<p>In the early morning of 22 November 2021, 75-year-old Mehrunisa (pseudonym) came to the emergency department of a private hospital in Karachi with a complaint of pain in the right hip. History and examination revealed that the patient slipped in the bathroom while performing Wu'doo for Fajr prayers. An X-ray confirmed the fracture of the right hip. Mehrunisa's daughter and brother were counselled for surgery. The cardiac team and anaesthesia team came on board, to evaluate the risk of mortality of the patient. She moved to the operating room for the surgery.
</p><p>Like Mehrunisa, every day several elderlies with hip fractures get admitted to different hospitals across the country. Hip fractures are a major cause of prolonged hospital admissions and lead to serious health conditions in the elderly population.

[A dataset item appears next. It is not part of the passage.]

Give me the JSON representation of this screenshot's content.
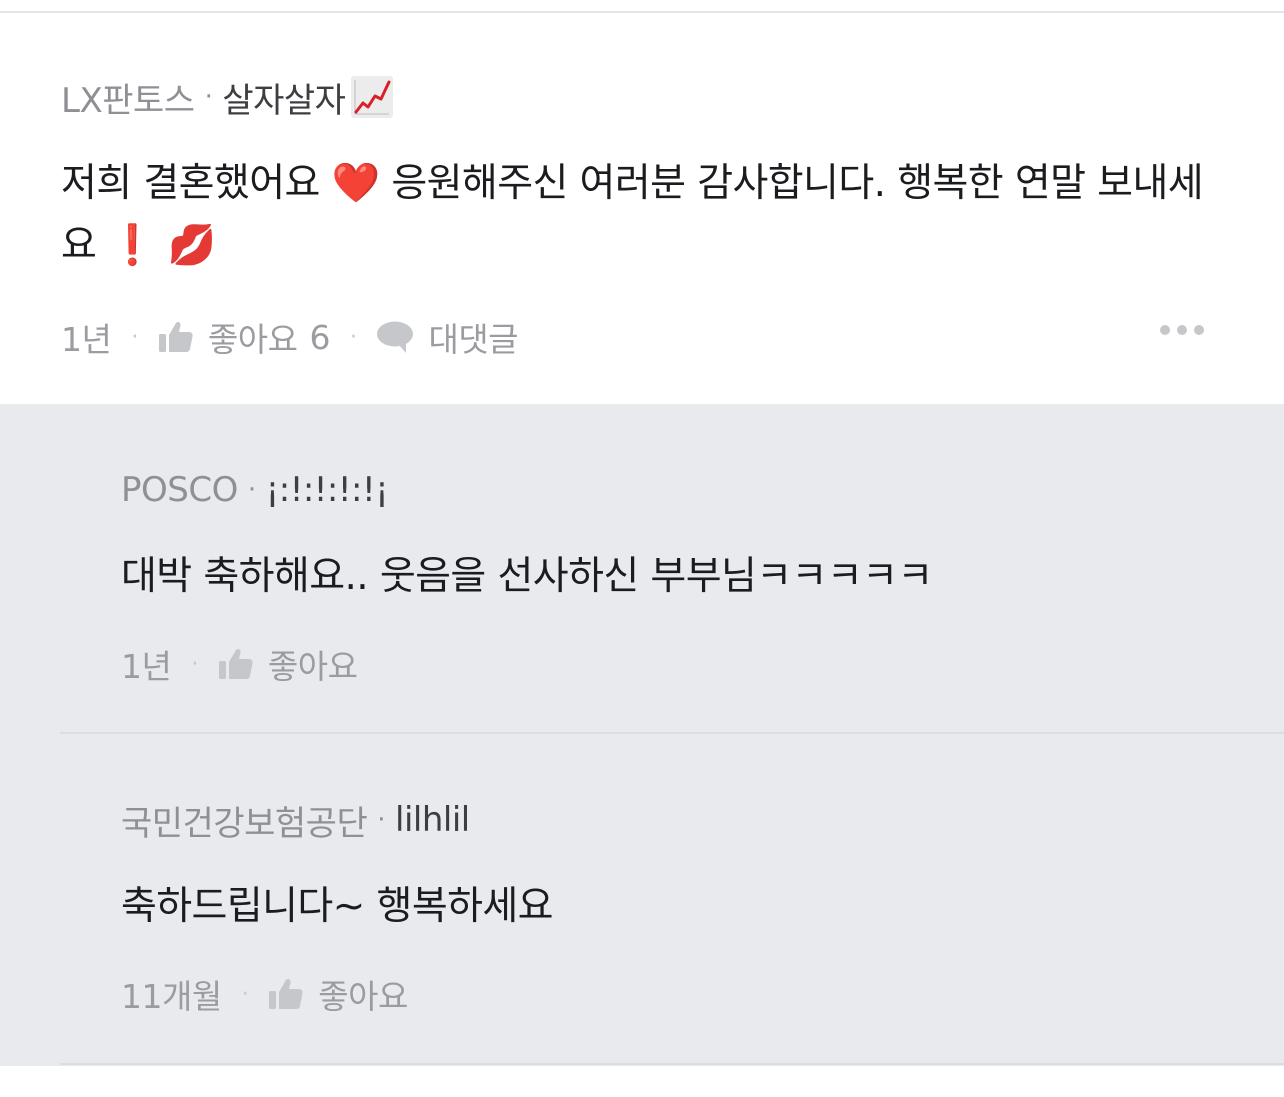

</p><p>Now the question arises, why do our senior citizens suffer from fractures more frequently? The reason is that after the fifth decade of life, demineralization of the bone starts and as we enter the middle of sixth decade of life, bones get porous, demineralized, and fragile. This condition is called Osteoporosis. Fragility fractures are fractures that result from a mechanical force that would not ordinarily cause fractures, known as low-level or low trauma or a fall from a standing height or less. Osteoporosis is an asymptomatic condition that often remains silent until it manifests as a low-trauma fracture of the hip, spine, arm, pelvis, and/or wrist, which frequently leads to hospitalization. Evidence reports that after the first osteoporotic fracture, the risk of a second fracture grows up to 50%. Half of all women and 1/4<sup>th</sup> of all men will have an osteoporosis-related fracture in their lifetimes. Women are four times as likely as men to develop the disease. Smoking, nutritional deficiency of calcium and vitamin D, hormonal changes that occur in men and women after 50 years of age, obesity and family history of old age fractures are the main contributors to osteoporosis and fragility fractures.
</p><p>Osteoporosis-related fractures can increase pain, disability, nursing home placement, total health care costs, and fatal medical complications. Generally, older adults would experience significant functional dependency for varying amounts of time and undergo extensive rehabilitation therapies. Post-fracture time is highly stressful for the family in terms of physical, psychological, and financial burdens. People who have already suffered from osteoporotic fractures should visit a Rheumatologist, a bone specialist or a Family Physician for further treatment. Fracture risk scoring is important in osteoporotic fractures patients as well as in healthy adults after the age of 50 years and initiation of osteoporotic treatment is the key to preventing elderly fractures. The care burden period after hip fracture often prolongs to six months or beyond. It is also highly associated with older people confined to bed, which can lead to serious health complications. Seeing their loved ones dependent on daily activities is heart breaking for families and leaves deep emotional and psychological scars.
</p><p><strong>Age alone may break your bone, but a little care will save you </strong></p><p>For a better quality of life in old age, it is important to take some precautions that save our bones. You should make regular exercise a part of daily life, take brisk walks, go out with your neighbours to a nearby park, or even participate in household activities like going for groceries daily. Milk, yoghurt, spinach, lentils, beans, salmon, and tuna should be a part of your diet. As the person gets older the muscles lose strength, the coordination between muscles and movement reduces, and our body may need support in getting up from the bed or chair. To reduce the risk of accidents/falls it would be helpful to take some precautions, such as putting a handle beside your bed, keeping a good record of your eye check-ups, avoiding roaming around if the power is off, and not walking on wet floors. Longevity of life is a blessing. Make your days more productive and happier by taking care of yourself!
</p><p><em>Dr. Nawazish Zehra, (Research Associate) Fracture Liaison Service, Aga Khan University Hospital</em></p>